*** INFORMATION PROVIDED ***

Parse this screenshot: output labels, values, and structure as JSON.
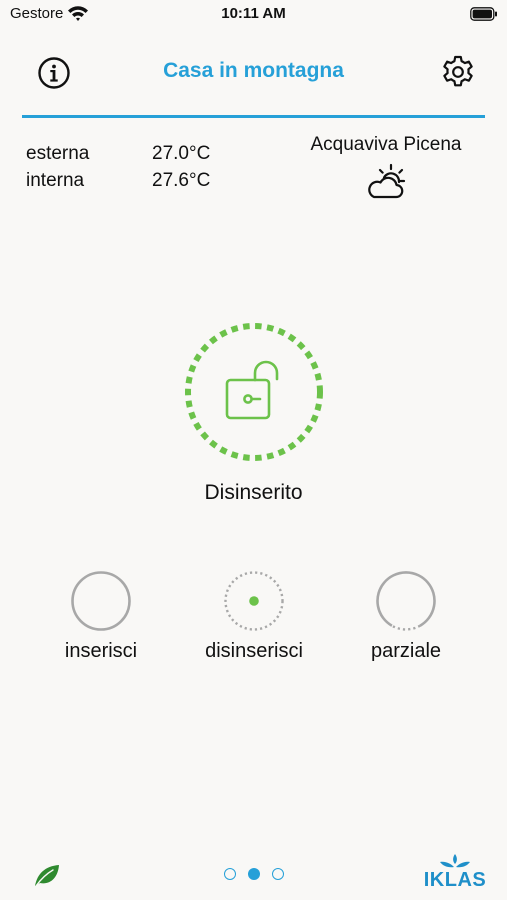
{
  "status_bar": {
    "carrier": "Gestore",
    "time": "10:11 AM"
  },
  "header": {
    "title": "Casa in montagna"
  },
  "temperatures": [
    {
      "label": "esterna",
      "value": "27.0°C"
    },
    {
      "label": "interna",
      "value": "27.6°C"
    }
  ],
  "weather": {
    "city": "Acquaviva Picena",
    "icon": "partly-cloudy-icon"
  },
  "system": {
    "status": "Disinserito",
    "status_color": "#6cc24a"
  },
  "actions": [
    {
      "label": "inserisci",
      "selected": false
    },
    {
      "label": "disinserisci",
      "selected": true
    },
    {
      "label": "parziale",
      "selected": false
    }
  ],
  "pager": {
    "count": 3,
    "active": 2
  },
  "brand": {
    "name": "IKLAS"
  },
  "colors": {
    "accent": "#26a0d8",
    "armed_ring": "#a8a8a8",
    "disarmed": "#6cc24a",
    "leaf": "#2f8a2f"
  }
}
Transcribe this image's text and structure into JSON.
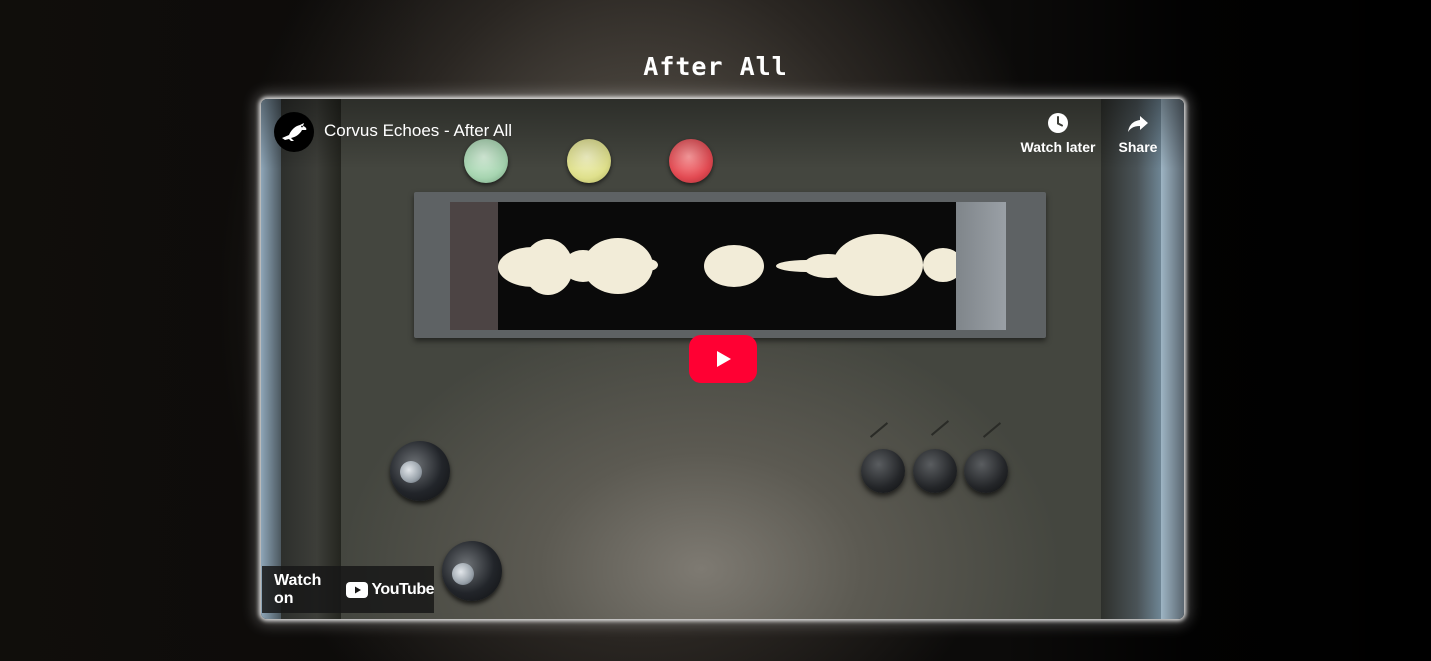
{
  "page": {
    "title": "After All"
  },
  "video": {
    "title": "Corvus Echoes - After All",
    "watch_later_label": "Watch later",
    "share_label": "Share",
    "watch_on_label": "Watch on",
    "youtube_label": "YouTube"
  },
  "colors": {
    "play_button": "#ff0033",
    "lamp_green": "#a6d4b0",
    "lamp_yellow": "#dfe08c",
    "lamp_red": "#e24a52",
    "waveform": "#f2ecd8"
  },
  "icons": {
    "channel_avatar": "crow-icon",
    "watch_later": "clock-icon",
    "share": "share-arrow-icon",
    "play": "play-icon",
    "youtube_logo": "youtube-logo-icon"
  }
}
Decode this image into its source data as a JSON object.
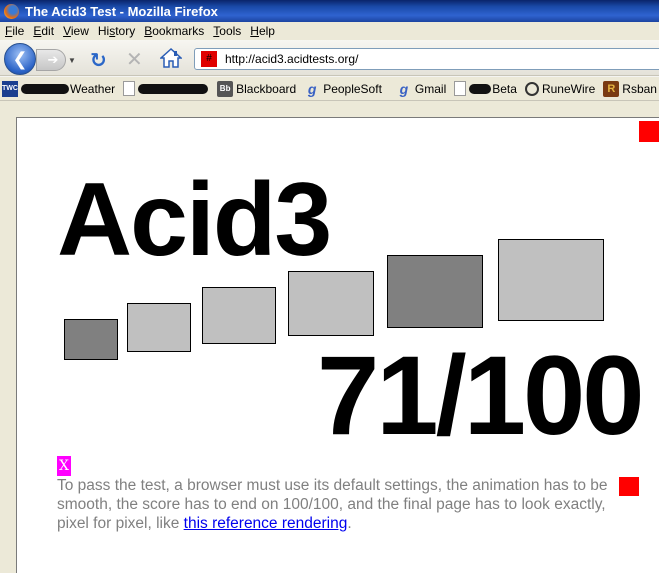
{
  "window": {
    "title": "The Acid3 Test - Mozilla Firefox"
  },
  "menu": [
    "File",
    "Edit",
    "View",
    "History",
    "Bookmarks",
    "Tools",
    "Help"
  ],
  "menu_access": [
    "F",
    "E",
    "V",
    "H",
    "B",
    "T",
    "H"
  ],
  "nav": {
    "url": "http://acid3.acidtests.org/"
  },
  "bookmarks": {
    "twc_icon_text": "TWC",
    "weather": "Weather",
    "blackboard_icon_text": "Bb",
    "blackboard": "Blackboard",
    "google_icon_text": "g",
    "peoplesoft": "PeopleSoft",
    "gmail": "Gmail",
    "beta": "Beta",
    "runewire": "RuneWire",
    "rsbandb_icon_text": "R",
    "rsbandb": "Rsban"
  },
  "page": {
    "title": "Acid3",
    "score": "71/100",
    "x_glyph": "X",
    "instructions": "To pass the test, a browser must use its default settings, the animation has to be smooth, the score has to end on 100/100, and the final page has to look exactly, pixel for pixel, like ",
    "link_text": "this reference rendering",
    "trailing": "."
  },
  "colors": {
    "dark_bucket": "#808080",
    "light_bucket": "#c0c0c0",
    "red": "#ff0000",
    "magenta": "#ff00ff",
    "link": "#0000ee"
  }
}
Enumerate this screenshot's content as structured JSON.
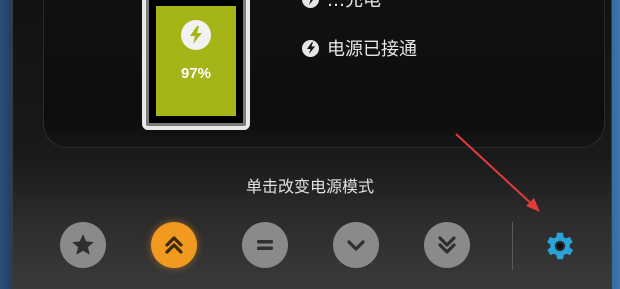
{
  "battery": {
    "percent_label": "97%",
    "charge_level": 0.97,
    "fill_color": "#a5b416"
  },
  "status": [
    {
      "icon": "bolt-icon",
      "label": "…充电"
    },
    {
      "icon": "bolt-icon",
      "label": "电源已接通"
    }
  ],
  "mode_section": {
    "label": "单击改变电源模式",
    "buttons": [
      {
        "icon": "star-icon",
        "active": false
      },
      {
        "icon": "double-chevron-up-icon",
        "active": true
      },
      {
        "icon": "equals-icon",
        "active": false
      },
      {
        "icon": "chevron-down-icon",
        "active": false
      },
      {
        "icon": "double-chevron-down-icon",
        "active": false
      }
    ],
    "active_color": "#f29a1f",
    "inactive_color": "#8a8a8a"
  },
  "settings": {
    "icon": "gear-icon",
    "color": "#2aa3d8"
  },
  "annotation": {
    "arrow_color": "#e23b3b"
  }
}
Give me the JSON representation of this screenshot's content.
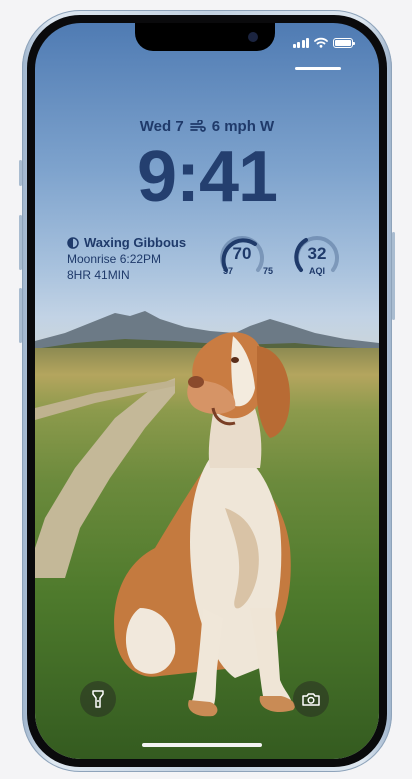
{
  "lock_screen": {
    "date": "Wed 7",
    "weather": "6 mph W",
    "time": "9:41",
    "moon": {
      "phase": "Waxing Gibbous",
      "moonrise": "Moonrise 6:22PM",
      "duration": "8HR 41MIN"
    },
    "temperature": {
      "value": "70",
      "low": "57",
      "high": "75"
    },
    "aqi": {
      "value": "32",
      "label": "AQI"
    }
  },
  "icons": {
    "wind": "wind-icon",
    "moon": "half-moon-icon",
    "flashlight": "flashlight-icon",
    "camera": "camera-icon",
    "signal": "signal-icon",
    "wifi": "wifi-icon",
    "battery": "battery-icon"
  },
  "colors": {
    "widget_text": "#1f3a6a",
    "clock": "#243f6f"
  }
}
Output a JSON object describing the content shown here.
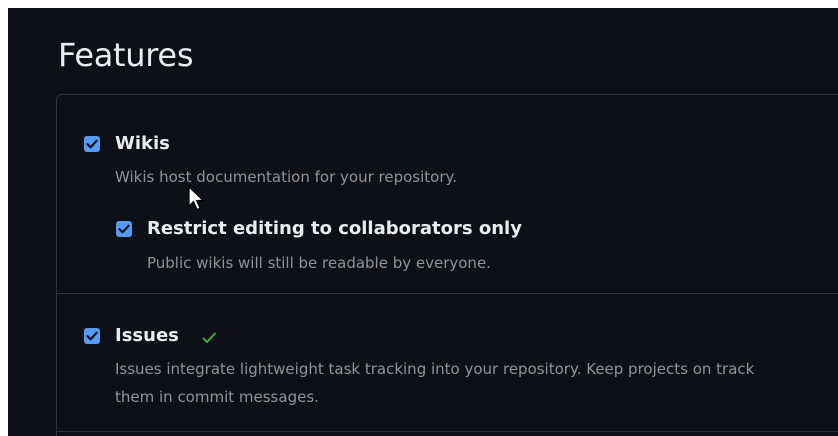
{
  "section": {
    "title": "Features"
  },
  "features": {
    "wikis": {
      "label": "Wikis",
      "checked": true,
      "description": "Wikis host documentation for your repository."
    },
    "restrict_editing": {
      "label": "Restrict editing to collaborators only",
      "checked": true,
      "description": "Public wikis will still be readable by everyone."
    },
    "issues": {
      "label": "Issues",
      "checked": true,
      "status_icon": "checkmark-icon",
      "description_line1": "Issues integrate lightweight task tracking into your repository. Keep projects on track",
      "description_line2": "them in commit messages."
    }
  },
  "colors": {
    "background": "#0d1117",
    "checkbox": "#539bf5",
    "success": "#3fb950",
    "text": "#e6edf3",
    "muted": "#8b949e",
    "border": "#30363d"
  }
}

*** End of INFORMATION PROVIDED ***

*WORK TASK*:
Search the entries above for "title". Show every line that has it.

*TASK RESPONSE*:
    "title": "Casa in montagna"
    "title": "After All"
    "title": "Corvus Echoes - After All",
    "title": "The Acid3 Test - Mozilla Firefox"
    "title": "Acid3",
    "title": "Features"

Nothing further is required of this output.